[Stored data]
★ ★ ★ ★ ★
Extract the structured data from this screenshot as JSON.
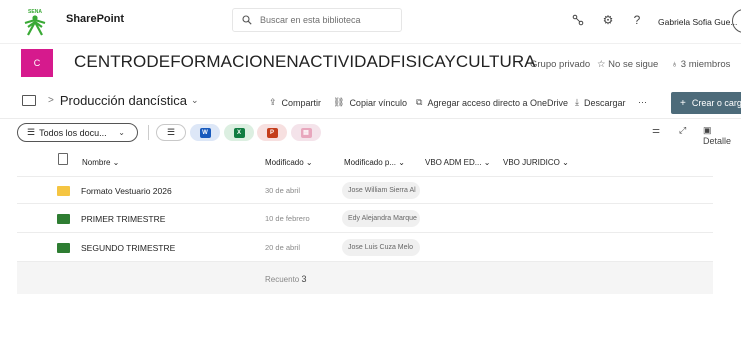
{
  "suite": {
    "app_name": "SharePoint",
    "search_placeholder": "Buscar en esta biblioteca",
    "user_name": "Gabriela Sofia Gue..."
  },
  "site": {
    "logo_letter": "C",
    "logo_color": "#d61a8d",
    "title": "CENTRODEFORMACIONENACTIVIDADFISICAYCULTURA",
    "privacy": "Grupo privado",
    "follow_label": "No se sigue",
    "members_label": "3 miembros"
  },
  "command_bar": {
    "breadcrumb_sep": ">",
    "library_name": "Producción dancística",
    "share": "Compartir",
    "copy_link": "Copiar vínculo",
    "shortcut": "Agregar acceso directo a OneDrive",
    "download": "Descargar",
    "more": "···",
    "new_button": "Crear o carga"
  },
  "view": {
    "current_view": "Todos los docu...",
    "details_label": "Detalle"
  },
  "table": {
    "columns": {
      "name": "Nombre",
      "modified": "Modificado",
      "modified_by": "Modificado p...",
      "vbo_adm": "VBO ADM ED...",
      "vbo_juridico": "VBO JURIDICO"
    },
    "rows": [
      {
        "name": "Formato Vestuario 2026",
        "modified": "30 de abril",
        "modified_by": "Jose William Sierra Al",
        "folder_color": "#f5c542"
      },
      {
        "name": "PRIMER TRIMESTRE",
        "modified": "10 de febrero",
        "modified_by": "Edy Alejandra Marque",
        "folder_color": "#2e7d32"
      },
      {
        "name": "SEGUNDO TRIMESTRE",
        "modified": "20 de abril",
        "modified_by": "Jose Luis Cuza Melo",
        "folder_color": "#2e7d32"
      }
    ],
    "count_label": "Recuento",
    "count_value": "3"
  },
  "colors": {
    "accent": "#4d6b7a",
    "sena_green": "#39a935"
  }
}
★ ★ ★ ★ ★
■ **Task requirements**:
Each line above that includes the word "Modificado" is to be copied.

■ **Your response**:
      "modified": "Modificado",
      "modified_by": "Modificado p...",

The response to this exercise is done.